Would you filter the listing below so that only lines with the word "JSON" remain?

Data extract
* * * * *
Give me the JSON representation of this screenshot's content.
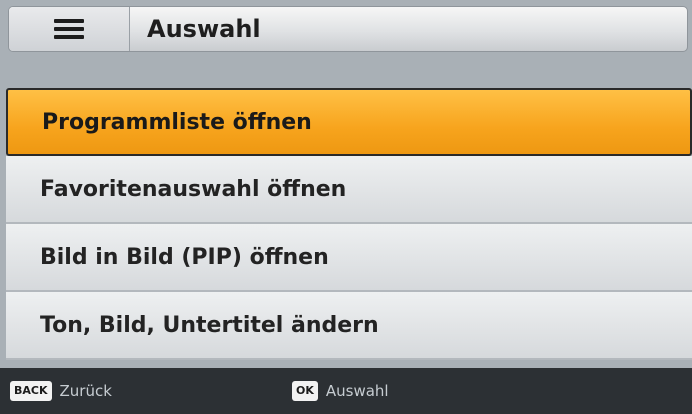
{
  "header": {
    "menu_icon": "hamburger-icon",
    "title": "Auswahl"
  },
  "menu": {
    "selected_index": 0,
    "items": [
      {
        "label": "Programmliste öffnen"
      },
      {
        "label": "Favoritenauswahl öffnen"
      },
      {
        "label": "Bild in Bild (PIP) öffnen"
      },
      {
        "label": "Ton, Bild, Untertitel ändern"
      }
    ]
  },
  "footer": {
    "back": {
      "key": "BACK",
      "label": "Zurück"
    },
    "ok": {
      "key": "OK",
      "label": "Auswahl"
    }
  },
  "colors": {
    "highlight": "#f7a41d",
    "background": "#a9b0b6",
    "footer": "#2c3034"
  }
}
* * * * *
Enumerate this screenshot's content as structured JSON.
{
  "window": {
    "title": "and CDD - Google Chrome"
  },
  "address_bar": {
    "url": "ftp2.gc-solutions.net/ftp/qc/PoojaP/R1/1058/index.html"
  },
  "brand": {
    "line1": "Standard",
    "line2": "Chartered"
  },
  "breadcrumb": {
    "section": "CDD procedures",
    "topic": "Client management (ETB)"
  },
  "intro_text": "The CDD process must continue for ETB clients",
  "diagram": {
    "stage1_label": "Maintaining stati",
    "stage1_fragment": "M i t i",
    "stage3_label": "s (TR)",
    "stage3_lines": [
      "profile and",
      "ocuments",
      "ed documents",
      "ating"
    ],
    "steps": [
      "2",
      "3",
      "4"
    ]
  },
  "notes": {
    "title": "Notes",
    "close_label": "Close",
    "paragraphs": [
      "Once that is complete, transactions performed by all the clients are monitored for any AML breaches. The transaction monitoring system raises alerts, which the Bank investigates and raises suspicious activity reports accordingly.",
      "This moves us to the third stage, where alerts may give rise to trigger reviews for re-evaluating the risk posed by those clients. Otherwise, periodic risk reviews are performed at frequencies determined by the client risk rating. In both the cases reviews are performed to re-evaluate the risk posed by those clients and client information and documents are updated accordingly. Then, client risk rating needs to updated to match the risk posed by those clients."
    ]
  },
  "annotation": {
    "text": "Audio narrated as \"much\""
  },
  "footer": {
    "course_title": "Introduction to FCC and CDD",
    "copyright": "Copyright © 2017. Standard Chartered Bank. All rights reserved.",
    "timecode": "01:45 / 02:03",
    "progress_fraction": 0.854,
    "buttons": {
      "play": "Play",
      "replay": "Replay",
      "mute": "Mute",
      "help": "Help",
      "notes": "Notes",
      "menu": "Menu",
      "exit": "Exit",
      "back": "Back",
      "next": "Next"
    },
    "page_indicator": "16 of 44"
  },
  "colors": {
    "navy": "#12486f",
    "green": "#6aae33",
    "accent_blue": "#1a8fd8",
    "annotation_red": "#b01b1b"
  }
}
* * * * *
Answer box
Give me the JSON representation of this screenshot's content.
Enumerate this screenshot's content as structured JSON.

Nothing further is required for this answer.